I didn't expect Andrew Schneider's Brooklyn studio to be on a tree-lined residential corner: Unsane records happen here and nobody calls the cops??? But, as it turns out, it's entirely possible to have a studio on a block filled with brownstones and restaurants. Apparently floated floors, friendly neighbors, and New York City's built-in 24-hour white noise generator all help. Andrew got his start in the mid-'90s, playing bass and screaming for Boston noise rockers Slughog. Now based in Park Slope, he spends most of his time making fantastic-sounding loud rock records for bands like Unsane, Keelhaul, Made Out Of Babies, and Cave In. He also plays bass in Brooklyn's PIGS, works as a freelancer for Blue Man Productions (see our interview with Todd Perlmutter) and has a new online label, Coextinction, co-founded with Chris Spencer and Dave Curran (Unsane) and James Paradise (Players Club). Coextinction Recordings has released an EP every month for the past year, each tracked and mixed by Andrew in quick, John Peel Session-inspired, bursts. Andrew and I talked for a few hours in his Translator Audio control room while his dog and honorary co-producer, Brady, napped in the live room.
You started at New Alliance in Boston, right? That's when you were playing in Slughog...
Indeed. I was the asshole in the band who had to bring the 4-track to every practice and make sure that every mic was set up. Then I bought an Otari MX- 5050 8-track. That was my portable rig that I would bring around to all the bands' practice spaces in Boston. Then I started interning at New Alliance — Slughog owed the studio some money. This is actually how I got into it. We were broke. I was like, "Dudes, we're good people but we have no money. What can I do?" I interned for about a year and then started bringing in bands. I got my first official staff engineer job there in 1994. At some point it clicked that I could actually do this as a living. [Eventually] I took over as head engineer — the owner [Andrew Murdock, a.k.a. Mudrock] had made a couple of big records, moved out to L.A., and put me in charge. As head engineer I tried real hard to focus that studio more on the music that I liked. I brought in bands like Old Man Gloom, Converge and Cave In.
Then you moved to New York and opened your own room.
I moved down here in 2003. I tried to be freelance for a while, and I had work from around the country, as well as internationally. But studio prices in NYC versus indie budgets — it didn't line up, even before the collapse of the economy. It made sense for me to have some sort of home base. I set up the first Translator Audio in Williamsburg as a small mix room. I've moved at the end of every lease. [laughs] This is number three — we'll see what happens in three and a half years.
Do you find that your sessions are getting shorter? Cheaper?
Budgets are definitely down. Sessions are a little shorter. I've had to be a little bit savvier on how to make a record and still have something that we're all proud of in the end.
That's a challenge.

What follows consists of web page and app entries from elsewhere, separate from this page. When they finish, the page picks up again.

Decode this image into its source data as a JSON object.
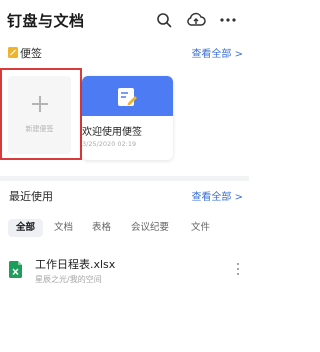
{
  "header": {
    "title": "钉盘与文档",
    "search_icon": "search-icon",
    "upload_icon": "cloud-upload-icon",
    "more_icon": "more-horizontal-icon"
  },
  "notes_section": {
    "title": "便签",
    "icon": "note-icon",
    "see_all": "查看全部 >",
    "new_card": {
      "label": "新建便签"
    },
    "cards": [
      {
        "title": "欢迎使用便签",
        "date": "3/25/2020 02:19",
        "banner_color": "#4d7bf3"
      }
    ]
  },
  "recent_section": {
    "title": "最近使用",
    "see_all": "查看全部 >",
    "tabs": [
      {
        "label": "全部",
        "active": true
      },
      {
        "label": "文档",
        "active": false
      },
      {
        "label": "表格",
        "active": false
      },
      {
        "label": "会议纪要",
        "active": false
      },
      {
        "label": "文件",
        "active": false
      }
    ],
    "files": [
      {
        "name": "工作日程表.xlsx",
        "path": "星辰之光/我的空间",
        "icon": "excel-file-icon"
      }
    ]
  },
  "colors": {
    "accent": "#3a6fd8",
    "highlight_border": "#d93a3a",
    "excel_green": "#1e9e5a"
  }
}
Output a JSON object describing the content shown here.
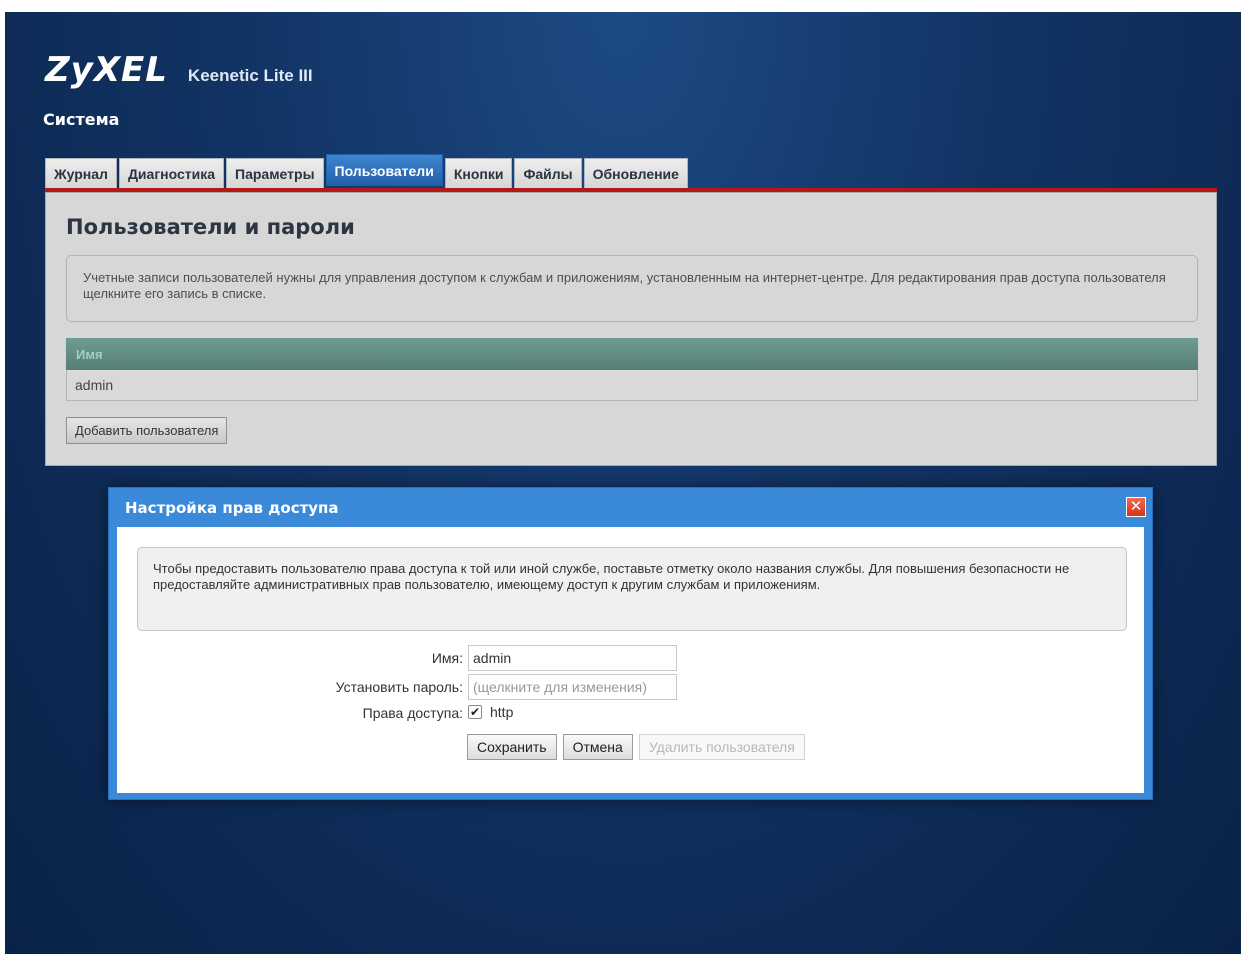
{
  "header": {
    "logo": "ZyXEL",
    "model": "Keenetic Lite III",
    "section_title": "Система"
  },
  "tabs": [
    {
      "label": "Журнал",
      "active": false
    },
    {
      "label": "Диагностика",
      "active": false
    },
    {
      "label": "Параметры",
      "active": false
    },
    {
      "label": "Пользователи",
      "active": true
    },
    {
      "label": "Кнопки",
      "active": false
    },
    {
      "label": "Файлы",
      "active": false
    },
    {
      "label": "Обновление",
      "active": false
    }
  ],
  "panel": {
    "title": "Пользователи и пароли",
    "info": "Учетные записи пользователей нужны для управления доступом к службам и приложениям, установленным на интернет-центре. Для редактирования прав доступа пользователя щелкните его запись в списке.",
    "table": {
      "header": "Имя",
      "rows": [
        "admin"
      ]
    },
    "add_button": "Добавить пользователя"
  },
  "dialog": {
    "title": "Настройка прав доступа",
    "close_glyph": "✕",
    "info": "Чтобы предоставить пользователю права доступа к той или иной службе, поставьте отметку около названия службы. Для повышения безопасности не предоставляйте административных прав пользователю, имеющему доступ к другим службам и приложениям.",
    "name_label": "Имя:",
    "name_value": "admin",
    "password_label": "Установить пароль:",
    "password_placeholder": "(щелкните для изменения)",
    "access_label": "Права доступа:",
    "access_option": "http",
    "access_checked": true,
    "check_glyph": "✔",
    "save_button": "Сохранить",
    "cancel_button": "Отмена",
    "delete_button": "Удалить пользователя"
  },
  "colors": {
    "background": "#113363",
    "active_tab": "#2f74bf",
    "tab_underline": "#b61818",
    "table_header": "#628d84",
    "dialog_frame": "#3a8ad9",
    "close_button": "#e04a2f"
  }
}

Even if somebody's trying to talk you down on your rate they still want your best work.
It's not just in terms of the band and budget, but also for me personally — I don't want to put out something that I'm not proud of. I'm an art school kid. I approach records that way. So if budgets are down by maybe a third, what is it in my process that has to change to make sure that I'm still doing work that I'm proud of, and that the bands are proud of?
Can you quantify some of those process changes?
There are ways in which I'll work extra — I'll put in a couple long days or I'll say, "For this mix to work just leave me alone for a day. You don't have to pay for it. I just want to do it so I know I'm set and then we can go." Also you become pretty savvy at scheduling, and understanding what you can realistically do in the amount of time.
So maybe you won't go looking for the perfect clean guitar tone for one little part.
That's right. Something I've been wrestling with a lot — and I'm not 100 percent sure of my own philosophy — but the whole idea of spending three years on a record, and trying to make the perfect record, is ridiculous in today's disposable culture of downloading music and downloading songs instead of full records. People will talk about King of Limbs until the next Radiohead record comes out — there are a few records like that. But, for the most part, from a music lover's point of view, the investment in a record is so much shorter than it used to be. So I've been trying to change my whole thought process. I've been into trying to make things move faster, and not letting people invest too much in the "perfect" anything. Perfect records are boring records anyway.
That's the funny part. Rock records, especially.
With recording strategies these...